The career-imploding misadventures of former IMF chief (and presumptive French presidential candidate) Dominique Strauss-Kahn get filtered through the uniquely lurid prism of director Abel Ferrara in Welcome to New York, a bluntly powerful provocation that begins as a kind of tabloid melodrama and gradually evolves into a fraught study of addiction, narcissism and the lava flow of capitalist privilege.
Violence, offensive language and sex scenes
Writer-director Damián Szifrón single-handedly resurrects the portmanteau film, telling six blackly comic tales in which contemporary characters vent their frustrations in fabulous revenge plots and spectacular meltdowns. Beware the reviews: they’re fantastic, but they give away some of Szifrón’s most niftily delivered narrative bombshells.
Offensive language, content that may disturb
An ageing actor has retired to run a hotel. He is also landlord to poor, resentful tenants. When a boy busts his car window with a stone, the fissures spread through his life, his family (wife, sister) and even, existentially, his sense of self.
Drug use, sex scenes

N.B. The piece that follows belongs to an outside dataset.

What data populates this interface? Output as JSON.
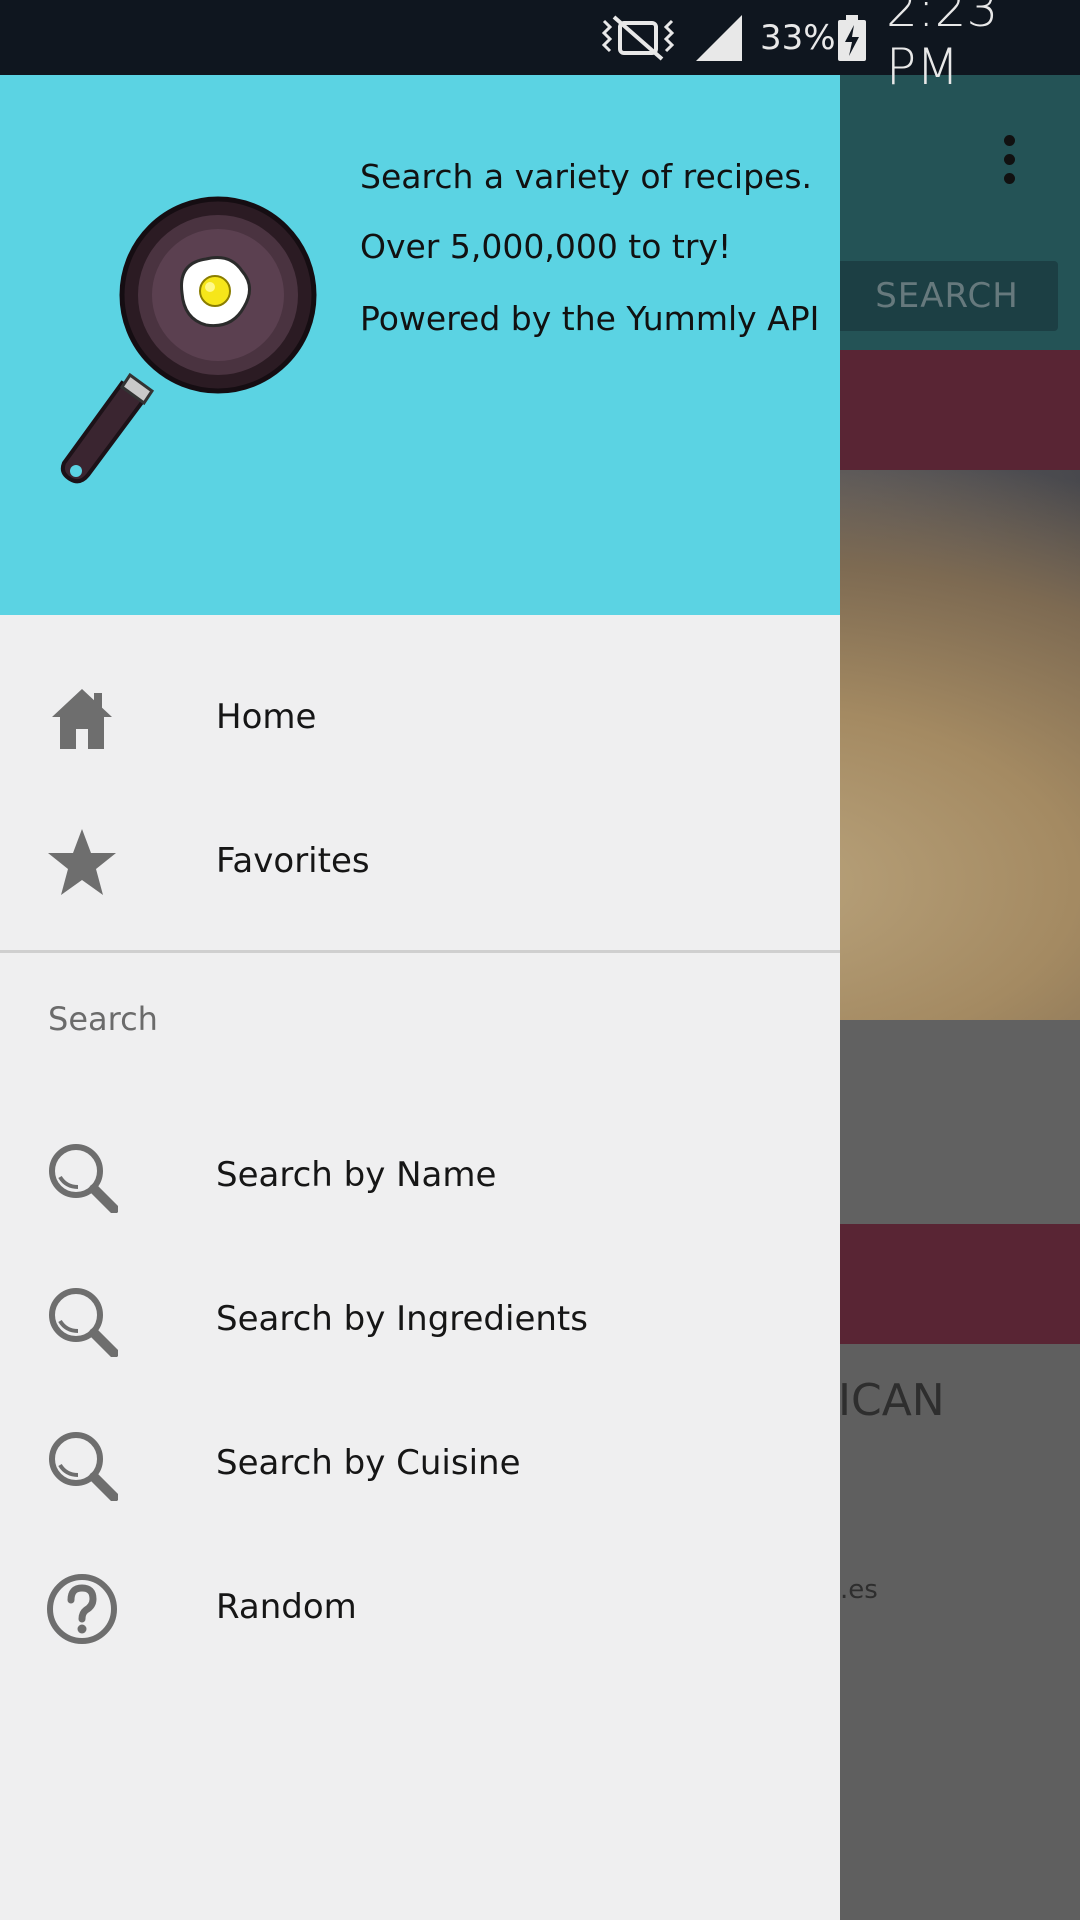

The film spans 20 years, from Saint Laurent’s arrival at Dior, a fashion house he would go on to direct when barely 21 years old, to the founding of his own YSL label; from dazzling inspiration to the debilitating strain of designing four collections a year.